For immediate release
Official figures say credit card usage is down, but are some having to use their cards more?
- 2 in 5 credit card users have been using their card more during lockdown
- Only 1 in 6 have been using their card less
12 November 2020, LONDON –
For some, the absence of holidays and a reduced need for big-ticket items meant that during the height of lockdown there was little to buy with a credit card. Indeed, official figures from July showed that, overall, the value of transactions was down year on year by 25%.
However, new research indicates that not everyone may have been using their card less throughout lockdown. The study, from personal finance comparison site finder.com, found that over 2 in 5 credit card holders (43%) used, and are continuing to use, their credit cards more than they did before lockdown started in March.
Another study from finder.com found that over a third of Brits (36%) have needed to use their savings during lockdown, showing Britain’s need to access extra cash and possibly driving many to use their credit card more.
Not only have Brits been turning to credit cards but they have also been using buy now pay later services more during lockdown, with 19% of shoppers saying they had done so in a previous finder.com survey.
These factors, coupled with payment holidays, have contributed to £1,684 billion of debt owed by the British public at the end of August 2020, according to official figures. This is up by £26.2 billion year on year with August 2019’s figure and £498 more per adult on average.
Is Britain divided?
In contrast, almost 1 in 6 (16%) have been using their credit cards less, with 42% of these people saying that their reduced need for consumer items, such as clothes, is the main reason for doing so.
The second top reason was spending less on socialising, meaning less credit was needed, while not having to pay for holidays was the third most common cause.
For many of these individuals, their drop in outgoings resulted in lockdown savings. Previous finder.com research found that Brits who are employed and working from home are saving an average of £99 every week of lockdown by not socialising or going to the office.
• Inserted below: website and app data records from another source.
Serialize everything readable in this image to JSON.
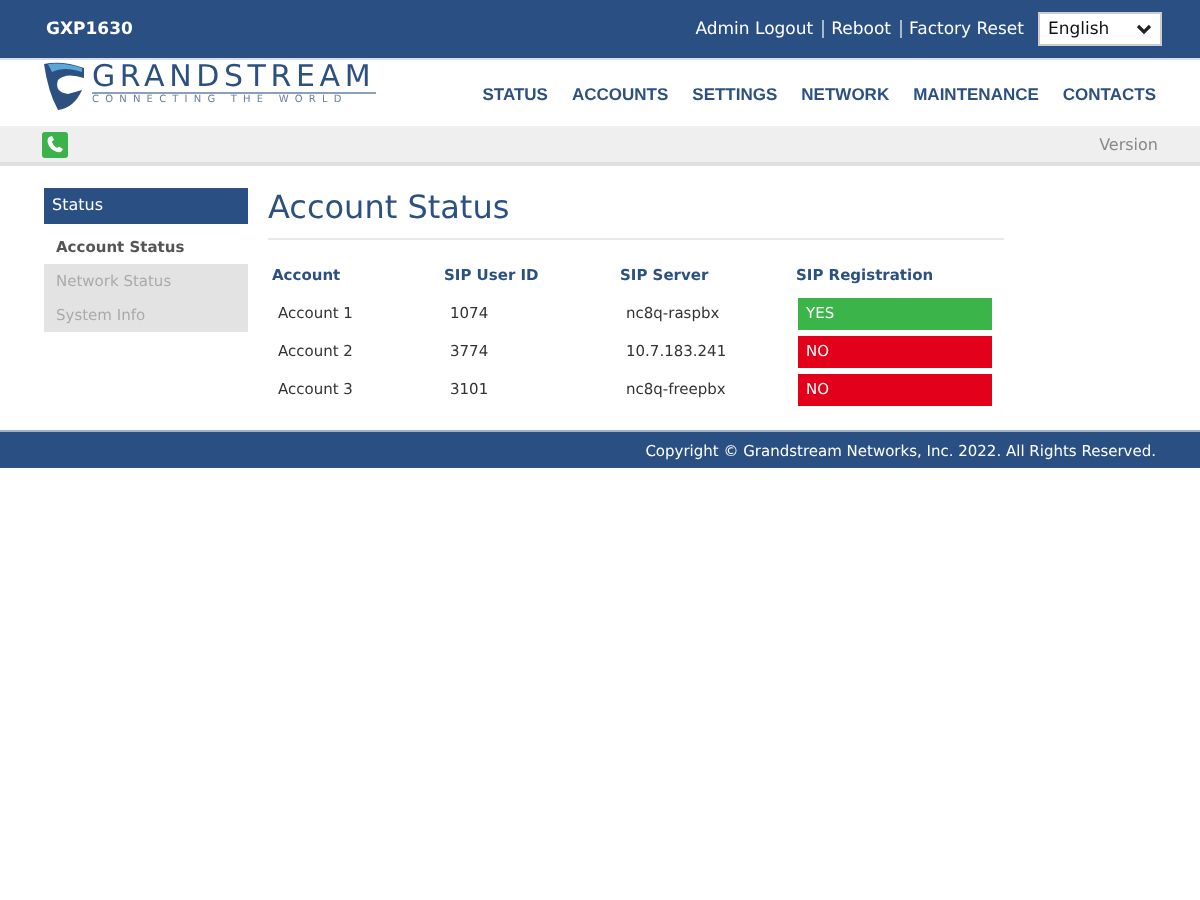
{
  "top_bar": {
    "model": "GXP1630",
    "links": [
      "Admin Logout",
      "Reboot",
      "Factory Reset"
    ],
    "language": "English"
  },
  "logo": {
    "name": "GRANDSTREAM",
    "tagline": "CONNECTING THE WORLD"
  },
  "nav": [
    "STATUS",
    "ACCOUNTS",
    "SETTINGS",
    "NETWORK",
    "MAINTENANCE",
    "CONTACTS"
  ],
  "sub_bar": {
    "version_label": "Version"
  },
  "sidebar": {
    "title": "Status",
    "items": [
      {
        "label": "Account Status",
        "selected": true
      },
      {
        "label": "Network Status",
        "selected": false
      },
      {
        "label": "System Info",
        "selected": false
      }
    ]
  },
  "page_title": "Account Status",
  "table": {
    "columns": [
      "Account",
      "SIP User ID",
      "SIP Server",
      "SIP Registration"
    ],
    "rows": [
      {
        "account": "Account 1",
        "user_id": "1074",
        "server": "nc8q-raspbx",
        "registration": "YES",
        "registered": true
      },
      {
        "account": "Account 2",
        "user_id": "3774",
        "server": "10.7.183.241",
        "registration": "NO",
        "registered": false
      },
      {
        "account": "Account 3",
        "user_id": "3101",
        "server": "nc8q-freepbx",
        "registration": "NO",
        "registered": false
      }
    ]
  },
  "footer": "Copyright © Grandstream Networks, Inc. 2022. All Rights Reserved."
}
The full paper, Playing for keeps: The credit card sector’s fight for customers, includes expert commentary from industry leaders and can be viewed here.
Advice on credit cards from Chris Lilly, head publisher and credit specialist at finder.com, is:
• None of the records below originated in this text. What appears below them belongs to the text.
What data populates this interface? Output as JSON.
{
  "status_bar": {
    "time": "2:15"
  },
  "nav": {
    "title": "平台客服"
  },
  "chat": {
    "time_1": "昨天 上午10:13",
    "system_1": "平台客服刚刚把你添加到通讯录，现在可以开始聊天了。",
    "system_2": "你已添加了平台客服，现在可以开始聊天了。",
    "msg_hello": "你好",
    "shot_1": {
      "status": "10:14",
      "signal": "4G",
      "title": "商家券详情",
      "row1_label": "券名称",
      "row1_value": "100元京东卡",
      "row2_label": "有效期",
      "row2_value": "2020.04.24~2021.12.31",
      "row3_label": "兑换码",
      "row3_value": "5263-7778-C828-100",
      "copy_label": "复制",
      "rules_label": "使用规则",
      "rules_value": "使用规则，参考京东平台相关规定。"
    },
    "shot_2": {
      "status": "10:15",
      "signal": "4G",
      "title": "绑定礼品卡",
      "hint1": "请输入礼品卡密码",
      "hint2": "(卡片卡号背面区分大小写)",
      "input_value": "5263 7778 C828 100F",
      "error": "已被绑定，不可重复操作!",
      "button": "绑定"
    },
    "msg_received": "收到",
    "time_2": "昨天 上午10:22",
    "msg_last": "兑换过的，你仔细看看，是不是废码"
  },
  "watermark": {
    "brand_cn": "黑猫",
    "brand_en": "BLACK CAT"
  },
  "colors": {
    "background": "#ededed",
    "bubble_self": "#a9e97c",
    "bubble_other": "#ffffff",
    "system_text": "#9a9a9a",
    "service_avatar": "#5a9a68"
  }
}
“Credit cards can be helpful when used sensibly. They can allow you to improve and develop your credit score, spread out the cost of a large purchase and offer you protection on purchases over £100.
“Ultimately, what you want to use your credit card for will help you to determine what type of credit card to go for. If you’re able to pay the balance off in full each month interest rates may not be as important, as you can take advantage of the interest-free period. Therefore, pick a card that offers incentives that best suit your needs, for example cashback.
“If you’re looking to use a credit card to spread the cost of purchases, you will usually have to pay interest. So choosing a card with a lower interest rate is better suited for these individuals.
“Also, for those who are really struggling with debt, a new credit card may not be the best option. If you’re in this position then head to Money Advice Service who will be able to help you look at other ways to manage your debt.
- “Start by working out how much you can feasibly pay off each month so you know the maximum amount you can rack up on your card. The easiest way to do this is by creating a budget, apps like Yolt and Emma have many features that allow you to manage multiple accounts and set goals to help you to stick to your budget. This is the easiest way to avoid falling behind on repayments.
- “If you already have some credit card debt, set up your budget so that you are able to make the minimum payments each month, it is even better if you can pay off more than this amount as you will pay off your debt quicker and lose less in interest.
- “If you are unable to make your minimum payment then let your provider know as they may be able to place your payments on hold until you’re back on your feet again financially. “
Finder commissioned Onepoll on 2 to 4 November to carry out a nationally representative survey of adults aged 18+. A total of 2,000 people were questioned throughout Great Britain, with representative quotas for gender, age and region
Other data sources: UK Finance and The Money Charity
The information in this release is accurate as of the date published, but rates, fees and other product features may have changed. Please see updated product information on finder.com's review pages for the current correct values.
finder.com is a personal finance website, which helps consumers compare products online so they can make better informed decisions. Consumers can visit the website to compare utilities, mortgages, credit cards, insurance products, shopping voucher codes, and so much more before choosing the option that best suits their needs.
Best of all, finder.com is completely free to use. We’re not a bank or insurer, nor are we owned by one, and we are not a product issuer or a credit provider. We’re not affiliated with any one institution or outlet, so it’s genuine advice from a team of experts who care about helping you find better.
finder.com launched in the UK in February 2017 and is privately owned and self-funded by two Australian entrepreneurs – Fred Schebesta and Frank Restuccia – who successfully grew finder.com.au to be Australia's most visited personal finance website (Source: Experian Hitwise).